Today we’re looking at Microdata Manager for Genesis by Brad Potter. This is the fourth plugin in our review series on adding Schema.org support to WordPress.
This plugin requires the Genesis framework, which you can purchase on the StudioPress website.
For this series we’re building a website for reviewing WordPress plugins. Our goal is to find a Schema.org plugin that lets us quickly add reviews without spending time on writing markup.
Our biggest pain point is usability. Whichever plugin we choose needs to be intuitive and easy to use.
We’re approaching each plugin from the perspective of a new user.
The artwork for Microdata Manager is bold. The “logo” gives the plugin some semblance of a visual identity.
We can see different Schema.org item types in the background: about, alternativeheadline, audio, author, award, etc…
This attention to detail, combining strong aesthetics with detail about the plugin’s functionality, gives the plugin a polished look.
A small design point, but one I really dig, is that the horizontal orange bar balances the “download” button and pulls the whole thing together nicely.
Last updated about 3 months ago.
At the time of writing, this plugin was last updated on August 24th, 2013.
Around 1200 downloads so far.
At first I thought “hey, that’s not a lot of downloads”, but this is a framework-specific plugin.
The artwork also lends credibility to the plugin — believe it or not — so I’m comfortable giving the plugin the benefit of the doubt.
Remember, popularity doesn’t represent quality! Many great plugins have low download counts because they’re only used in specific situations.
Simple documentation, no screenshots.
The Description, Installation, and Other Notes pages are short and to the point.
While the Other Notes page does describe what happens when the plugin is activated, there are no screenshots to show it.
That’s a missed opportunity. Screenshots are a great way to show potential users what to expect with a plugin.
Ratings & Reviews
Only four people have reviewed the plugin, but the feedback is solid:
“Super plugin – Simple and to the point :-)”
“Great little plugin for adding your own schema to Genesis child themes.”
“A straight-forward plugin that gets to the point and gets the job done.”
“Having a tool like this to quickly modify post or page microdata is great. Activate it, and edit any post or page to see the microdata settings.

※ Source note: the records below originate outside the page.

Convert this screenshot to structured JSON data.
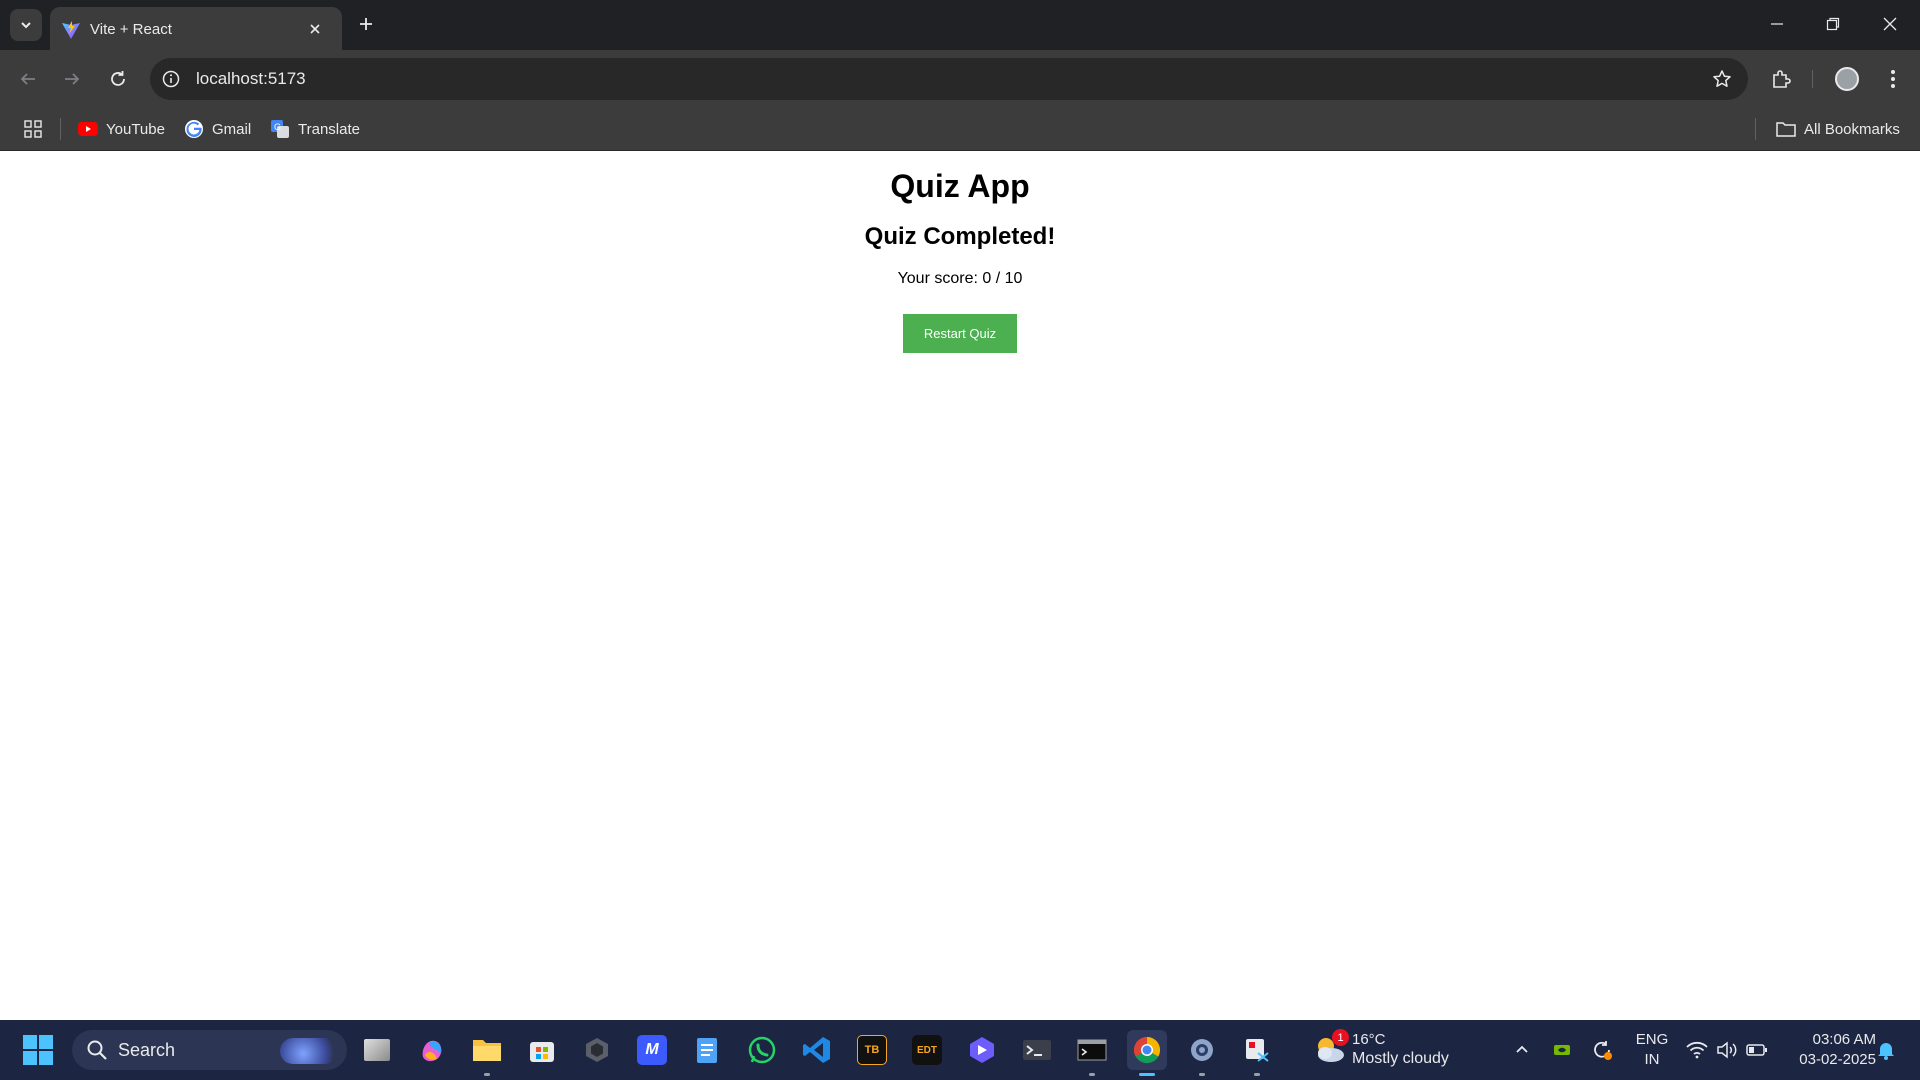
{
  "browser": {
    "tab": {
      "title": "Vite + React",
      "favicon": "vite-logo-icon"
    },
    "address": {
      "url": "localhost:5173"
    },
    "bookmarks": [
      {
        "label": "YouTube",
        "icon": "youtube-icon"
      },
      {
        "label": "Gmail",
        "icon": "google-icon"
      },
      {
        "label": "Translate",
        "icon": "translate-icon"
      }
    ],
    "all_bookmarks_label": "All Bookmarks"
  },
  "page": {
    "app_title": "Quiz App",
    "result_title": "Quiz Completed!",
    "score_label": "Your score:",
    "score_value": 0,
    "score_total": 10,
    "score_text": "Your score: 0 / 10",
    "restart_label": "Restart Quiz",
    "restart_color": "#4caf50"
  },
  "taskbar": {
    "search_placeholder": "Search",
    "apps": [
      "task-view-icon",
      "copilot-icon",
      "file-explorer-icon",
      "microsoft-store-icon",
      "dev-tool-icon",
      "app-icon",
      "notepad-icon",
      "whatsapp-icon",
      "vscode-icon",
      "tb-app-icon",
      "edt-app-icon",
      "app-icon",
      "terminal-icon",
      "command-prompt-icon",
      "chrome-icon",
      "settings-icon",
      "snipping-tool-icon"
    ],
    "weather": {
      "temp": "16°C",
      "desc": "Mostly cloudy",
      "badge": "1"
    },
    "language": {
      "line1": "ENG",
      "line2": "IN"
    },
    "clock": {
      "time": "03:06 AM",
      "date": "03-02-2025"
    }
  }
}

A welcome addition to the already great Genesis plugins that are out there.”
That last one was from Brandon Kraft, a WordPress developer with Automattic and author of the popular Genesis eNews Extended plugin.

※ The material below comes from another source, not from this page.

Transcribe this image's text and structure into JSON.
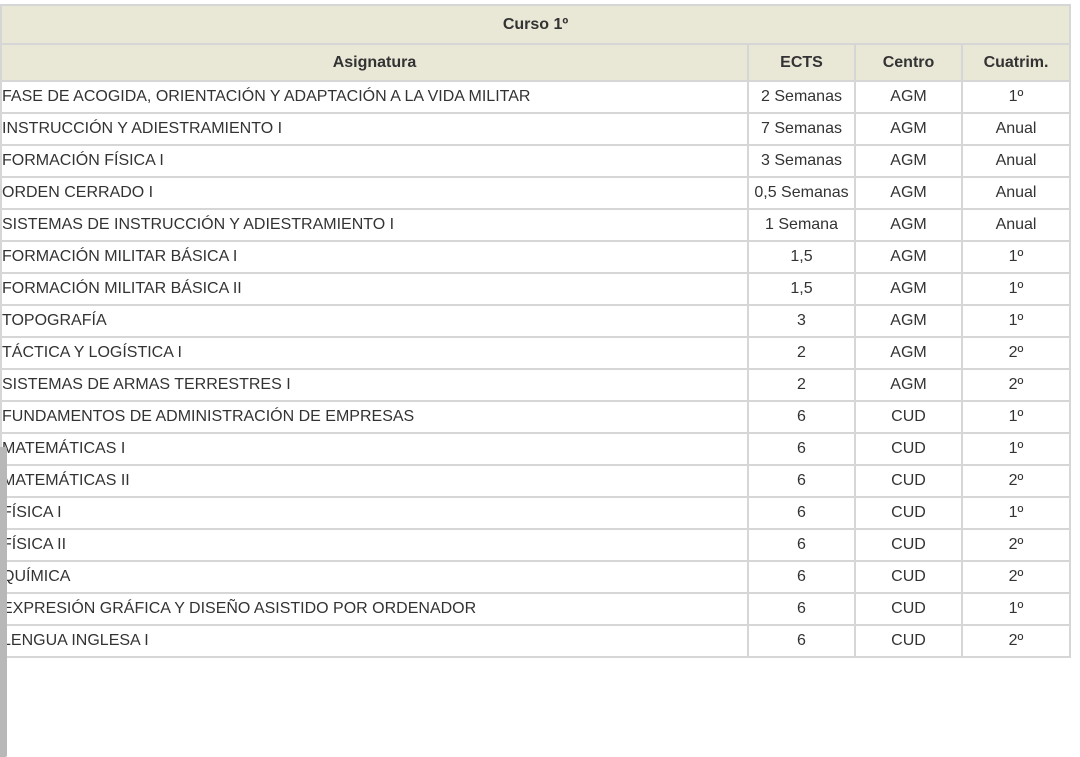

These great reviews give me confidence, but they also raise my expectations. 🙂
There are only four threads in the support forum. One is praise, and the other three have all been attended to.
I was really impressed by Brad actually providing code for a user who was having a problem:

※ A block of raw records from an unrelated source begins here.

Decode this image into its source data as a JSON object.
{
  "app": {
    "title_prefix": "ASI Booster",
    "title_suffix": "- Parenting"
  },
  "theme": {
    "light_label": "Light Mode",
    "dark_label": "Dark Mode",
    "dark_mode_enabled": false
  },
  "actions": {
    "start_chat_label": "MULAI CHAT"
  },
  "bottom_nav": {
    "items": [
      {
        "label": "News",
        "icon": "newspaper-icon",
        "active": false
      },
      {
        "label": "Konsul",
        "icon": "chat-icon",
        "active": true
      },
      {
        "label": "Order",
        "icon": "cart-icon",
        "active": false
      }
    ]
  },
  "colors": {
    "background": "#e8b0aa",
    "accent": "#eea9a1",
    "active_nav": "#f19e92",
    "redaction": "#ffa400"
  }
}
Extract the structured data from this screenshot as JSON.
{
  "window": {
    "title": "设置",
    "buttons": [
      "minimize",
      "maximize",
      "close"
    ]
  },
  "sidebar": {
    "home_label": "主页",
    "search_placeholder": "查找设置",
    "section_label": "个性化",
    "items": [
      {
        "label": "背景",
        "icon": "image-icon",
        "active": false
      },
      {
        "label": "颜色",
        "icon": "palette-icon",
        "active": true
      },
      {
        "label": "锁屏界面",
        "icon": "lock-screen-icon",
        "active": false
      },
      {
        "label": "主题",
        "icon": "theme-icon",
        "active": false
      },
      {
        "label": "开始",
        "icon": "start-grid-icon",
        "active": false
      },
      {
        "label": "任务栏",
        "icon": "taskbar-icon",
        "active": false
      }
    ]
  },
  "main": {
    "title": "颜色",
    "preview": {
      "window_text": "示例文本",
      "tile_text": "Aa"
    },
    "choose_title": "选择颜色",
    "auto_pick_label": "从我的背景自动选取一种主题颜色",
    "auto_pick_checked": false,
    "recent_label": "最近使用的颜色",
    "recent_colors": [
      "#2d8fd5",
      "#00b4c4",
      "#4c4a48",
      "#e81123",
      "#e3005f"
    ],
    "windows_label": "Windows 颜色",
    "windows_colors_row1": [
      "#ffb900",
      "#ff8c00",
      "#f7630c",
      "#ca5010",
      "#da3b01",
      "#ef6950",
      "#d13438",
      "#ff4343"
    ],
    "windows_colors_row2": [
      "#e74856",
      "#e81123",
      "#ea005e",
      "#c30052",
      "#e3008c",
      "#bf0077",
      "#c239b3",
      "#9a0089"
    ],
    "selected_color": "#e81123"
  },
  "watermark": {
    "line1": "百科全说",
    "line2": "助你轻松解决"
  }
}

Using the Plugin
With the once-over out of the way, it’s time to give the plugin a test drive.
I’m installing Microdata Manager on a localhost version of WordPress 3.7.1 that’s running the Genesis 2.0.1 framework.
No configuration or settings. Just a meta box.
No screens are added to /wp-admin/ after installing Microdata Manager. The only addition is a new metabox on our editing screen:
The default values are shown in the fields. For the above image, “Blog” and “BlogPosting”. From this I can glean a few things:
This plugin does not add additional fields or information to your posts and pages. Instead, it applies Schema.org markup to existing elements.
If we wanted to add new elements — e.g. a rating as part of our review — it’d fall outside of the scope of this plugin.
What can we do?
That said, we can still use Microdata Manager to convert our posts into reviews.
For this, I change the itemtypes and itemprops:
And, viewing the markup, we can see that Microdata Manager has applied the changes:
What do we like? Microdata Manager does exactly as it says: it lets you update the microdata settings for pages and posts. If you don’t change the settings, it gracefully falls back to the default “blog post” type. Once you know what values to use, this is a very straightforward plugin.
What could be better? Some examples of what values to use for different schema types would be a useful addition to the documentation. I’d also like to see Brad get some screenshots in there.
The Takeaway: If you’re a Genesis user looking to apply basic Schema.org types to your posts and pages, Microdata Manager will get the job done. If you’re looking for something fancier — e.g. adding ratings and other Schema.org property types — Microdata Manager falls short.